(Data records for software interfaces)
= Beginning of Section =
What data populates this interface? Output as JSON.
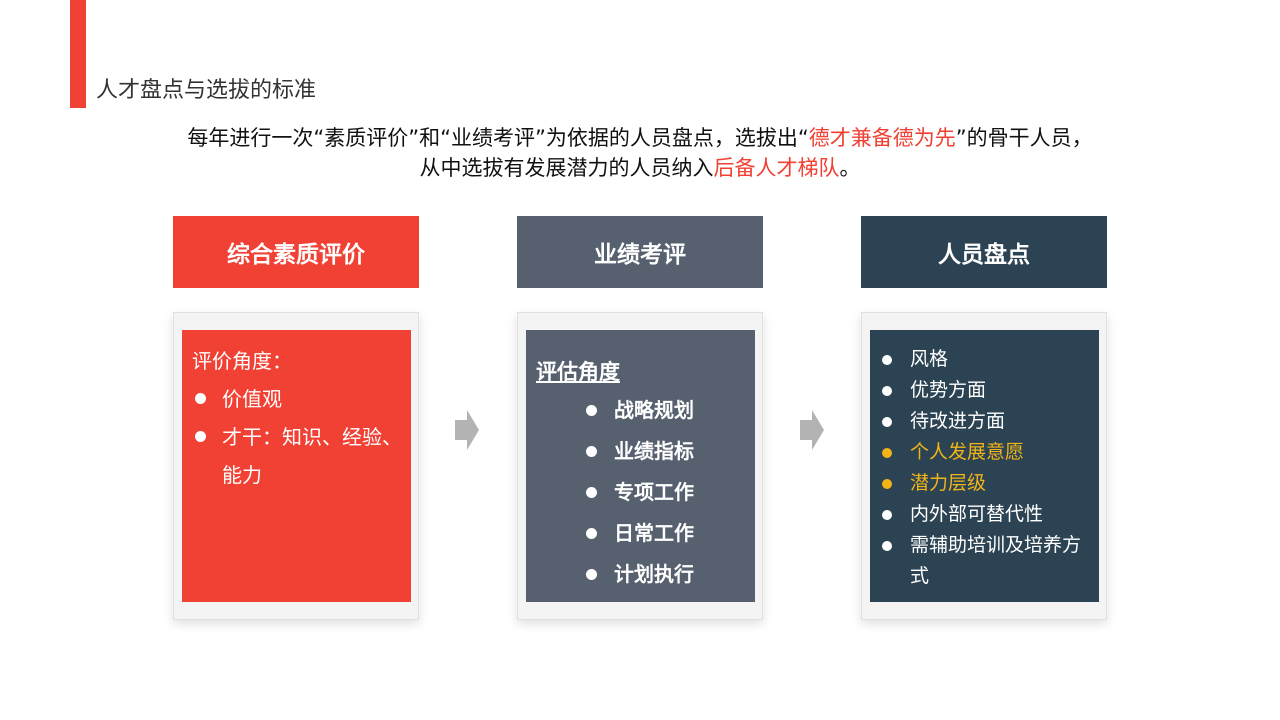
{
  "page": {
    "title": "人才盘点与选拔的标准"
  },
  "intro": {
    "line1": {
      "prefix": "每年进行一次“素质评价”和“业绩考评”为依据的人员盘点，选拔出“",
      "highlight": "德才兼备德为先",
      "suffix": "”的骨干人员，"
    },
    "line2": {
      "prefix": "从中选拔有发展潜力的人员纳入",
      "highlight": "后备人才梯队",
      "suffix": "。"
    }
  },
  "columns": [
    {
      "header": "综合素质评价",
      "heading": "评价角度：",
      "items": [
        "价值观",
        "才干：知识、经验、能力"
      ]
    },
    {
      "header": "业绩考评",
      "heading": "评估角度",
      "items": [
        "战略规划",
        "业绩指标",
        "专项工作",
        "日常工作",
        "计划执行"
      ]
    },
    {
      "header": "人员盘点",
      "items": [
        "风格",
        "优势方面",
        "待改进方面",
        "个人发展意愿",
        "潜力层级",
        "内外部可替代性",
        "需辅助培训及培养方式"
      ]
    }
  ],
  "icons": {
    "arrow": "right-arrow-icon"
  },
  "colors": {
    "accent": "#f04134",
    "slate": "#56606e",
    "dark": "#2c4353",
    "gold": "#f2b418"
  }
}
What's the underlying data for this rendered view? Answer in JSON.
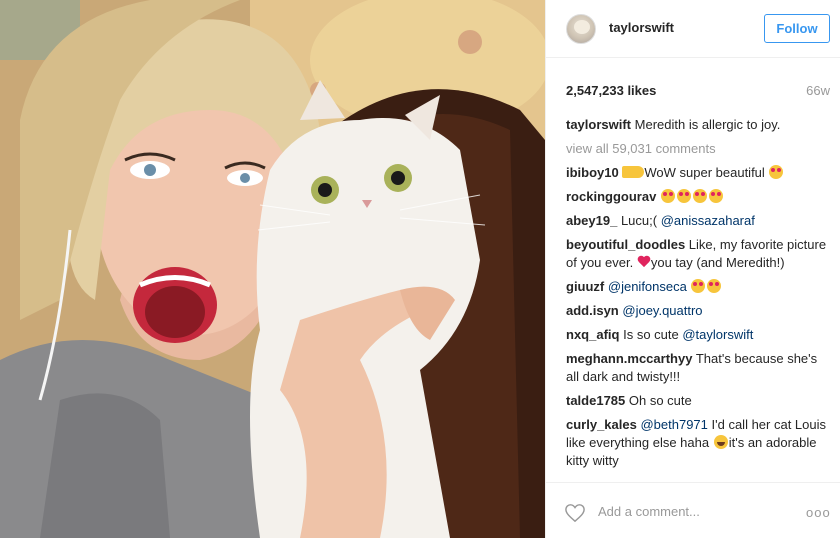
{
  "post": {
    "username": "taylorswift",
    "follow_label": "Follow",
    "likes": "2,547,233 likes",
    "age": "66w",
    "caption_user": "taylorswift",
    "caption_text": "Meredith is allergic to joy.",
    "view_all": "view all 59,031 comments"
  },
  "comments": [
    {
      "user": "ibiboy10",
      "pre": "",
      "text": "WoW super beautiful"
    },
    {
      "user": "rockinggourav",
      "text": ""
    },
    {
      "user": "abey19_",
      "text": "Lucu;(",
      "mention": "@anissazaharaf"
    },
    {
      "user": "beyoutiful_doodles",
      "text": "Like, my favorite picture of you ever.",
      "text2": "you tay (and Meredith!)"
    },
    {
      "user": "giuuzf",
      "mention": "@jenifonseca"
    },
    {
      "user": "add.isyn",
      "mention": "@joey.quattro"
    },
    {
      "user": "nxq_afiq",
      "text": "Is so cute",
      "mention": "@taylorswift"
    },
    {
      "user": "meghann.mccarthyy",
      "text": "That's because she's all dark and twisty!!!"
    },
    {
      "user": "talde1785",
      "text": "Oh so cute"
    },
    {
      "user": "curly_kales",
      "mention": "@beth7971",
      "text": "I'd call her cat Louis like everything else haha",
      "text2": "it's an adorable kitty witty"
    }
  ],
  "footer": {
    "add_comment_placeholder": "Add a comment...",
    "more_label": "ooo"
  },
  "icons": {
    "like": "heart-outline-icon",
    "more": "ellipsis-icon"
  },
  "colors": {
    "follow_blue": "#3897f0",
    "mention": "#003569",
    "muted": "#999999"
  }
}
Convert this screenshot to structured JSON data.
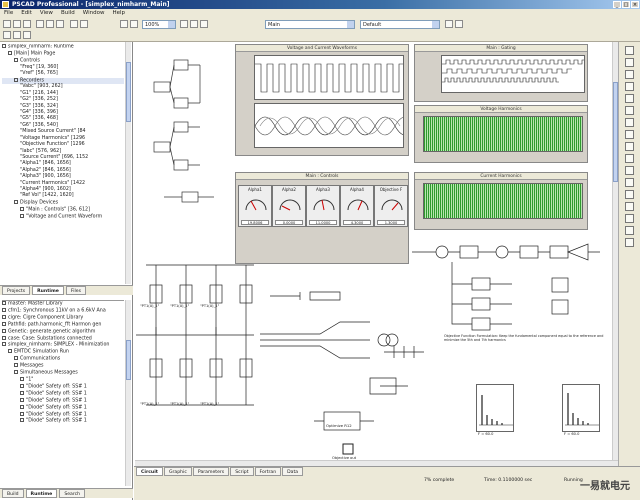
{
  "window": {
    "title": "PSCAD Professional - [simplex_nimharm_Main]"
  },
  "menu": [
    "File",
    "Edit",
    "View",
    "Build",
    "Window",
    "Help"
  ],
  "toolbar": {
    "zoom": "100%",
    "combo_main": "Main",
    "combo_component": "Default"
  },
  "workspace_tree": {
    "root": "simplex_nimharm: Runtime",
    "items": [
      "[Main] Main Page",
      "Controls",
      "\"Freq\" [19, 360]",
      "\"Vref\" [56, 765]",
      "Recorders",
      "\"Vabc\" [903, 262]",
      "\"G1\" [216, 144]",
      "\"G2\" [336, 252]",
      "\"G3\" [336, 324]",
      "\"G4\" [336, 396]",
      "\"G5\" [336, 468]",
      "\"G6\" [336, 540]",
      "\"Mixed Source Current\" [84",
      "\"Voltage Harmonics\" [1296",
      "\"Objective Function\" [1296",
      "\"Iabc\" [576, 962]",
      "\"Source Current\" [696, 1152",
      "\"Alpha1\" [846, 1656]",
      "\"Alpha2\" [846, 1656]",
      "\"Alpha3\" [900, 1656]",
      "\"Current Harmonics\" [1422",
      "\"Alpha4\" [900, 1602]",
      "\"Ref Vol\" [1422, 1620]",
      "Display Devices",
      "\"Main : Controls\" [36, 612]",
      "\"Voltage and Current Waveform"
    ]
  },
  "upper_tabs": [
    "Projects",
    "Runtime",
    "Files"
  ],
  "library_tree": {
    "items": [
      "master: Master Library",
      "cfm1: Synchronous 11kV on a 6.6kV Ana",
      "cigre: Cigre Component Library",
      "Pathfid: path.harmonic_fft Harmon gen",
      "Genetic: generate.genetic algorithm",
      "case: Case: Substations connected",
      "simplex_nimharm: SIMPLEX - Minimization",
      "EMTDC Simulation Run",
      "Communications",
      "Messages",
      "Simultaneous Messages",
      "\"1\"",
      "\"Diode\" Safety off: SS# 1",
      "\"Diode\" Safety off: SS# 1",
      "\"Diode\" Safety off: SS# 1",
      "\"Diode\" Safety off: SS# 1",
      "\"Diode\" Safety off: SS# 1",
      "\"Diode\" Safety off: SS# 1"
    ]
  },
  "lower_tabs": [
    "Build",
    "Runtime",
    "Search"
  ],
  "canvas": {
    "panel_waveforms": "Voltage and Current Waveforms",
    "panel_gates": "Main : Gating",
    "panel_voltage_harmonics": "Voltage Harmonics",
    "panel_controls": "Main : Controls",
    "panel_current_harmonics": "Current Harmonics",
    "meters": [
      {
        "label": "Alpha1",
        "value": "19.8006"
      },
      {
        "label": "Alpha2",
        "value": "0.0000"
      },
      {
        "label": "Alpha3",
        "value": "11.0000"
      },
      {
        "label": "Alpha4",
        "value": "4.3000"
      },
      {
        "label": "Objective F",
        "value": "1.3000"
      }
    ],
    "objective_note": "Objective Function Formulation: Keep the fundamental component equal to the reference and minimize the 5th and 7th harmonics",
    "optimizer_label": "Optimize R12",
    "objective_out": "Objective out",
    "fft_label_1": "F = 60.0",
    "fft_label_2": "F = 60.0",
    "switch_labels": [
      "\"PT1(A)_1\"",
      "\"PT1(A)_1\"",
      "\"PT1(A)_1\"",
      "\"PT1(A)_1\"",
      "\"PT1(A)_1\"",
      "\"PT1(A)_1\""
    ]
  },
  "bottom_tabs": [
    "Circuit",
    "Graphic",
    "Parameters",
    "Script",
    "Fortran",
    "Data"
  ],
  "status": {
    "progress": "7% complete",
    "time": "Time: 0.1100000 sec",
    "mode": "Running"
  },
  "watermark": "一易就电元"
}
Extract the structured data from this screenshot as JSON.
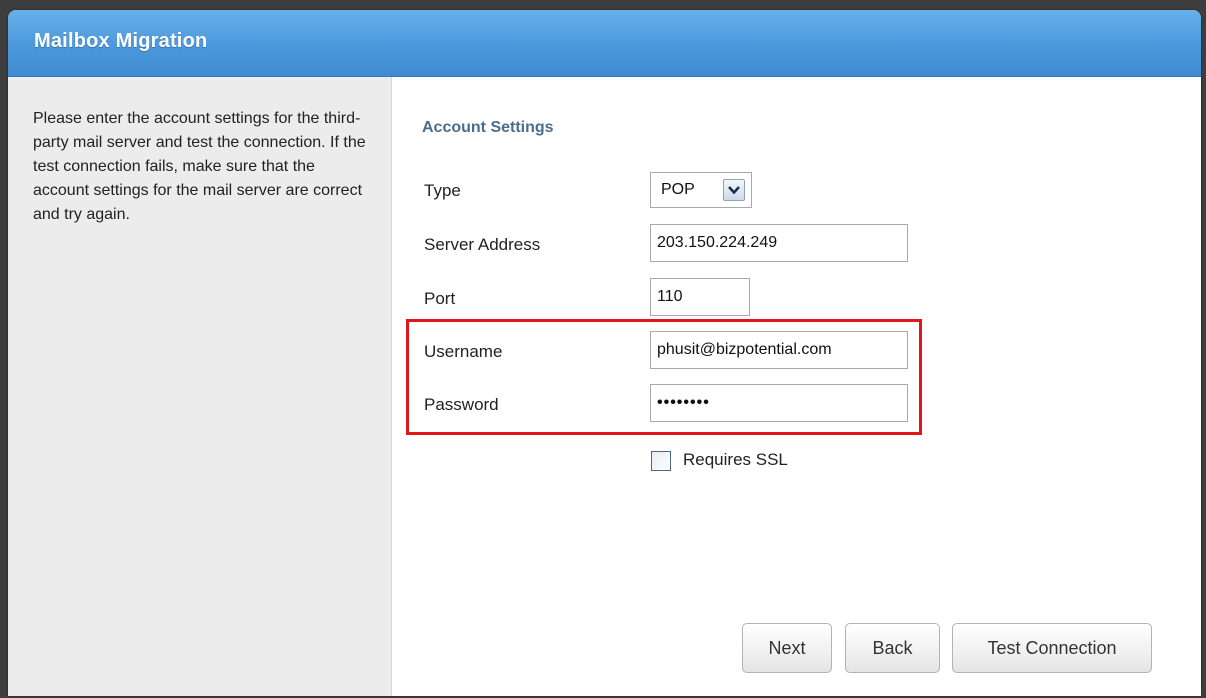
{
  "window": {
    "title": "Mailbox Migration"
  },
  "sidebar": {
    "instructions": "Please enter the account settings for the third-party mail server and test the connection. If the test connection fails, make sure that the account settings for the mail server are correct and try again."
  },
  "account_settings": {
    "section_title": "Account Settings",
    "type": {
      "label": "Type",
      "value": "POP"
    },
    "server_address": {
      "label": "Server Address",
      "value": "203.150.224.249"
    },
    "port": {
      "label": "Port",
      "value": "110"
    },
    "username": {
      "label": "Username",
      "value": "phusit@bizpotential.com"
    },
    "password": {
      "label": "Password",
      "value": "••••••••"
    },
    "requires_ssl": {
      "label": "Requires SSL",
      "checked": false
    }
  },
  "buttons": {
    "next": "Next",
    "back": "Back",
    "test_connection": "Test Connection"
  },
  "colors": {
    "titlebar": "#4b98dc",
    "section_title": "#4a6d8e",
    "highlight": "#e0161b",
    "sidebar_bg": "#ececec"
  }
}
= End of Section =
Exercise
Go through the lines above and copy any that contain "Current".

Response to the task
      "\"Mixed Source Current\" [84",
      "\"Source Current\" [696, 1152",
      "\"Current Harmonics\" [1422",
      "\"Voltage and Current Waveform"
    "panel_waveforms": "Voltage and Current Waveforms",
    "panel_current_harmonics": "Current Harmonics",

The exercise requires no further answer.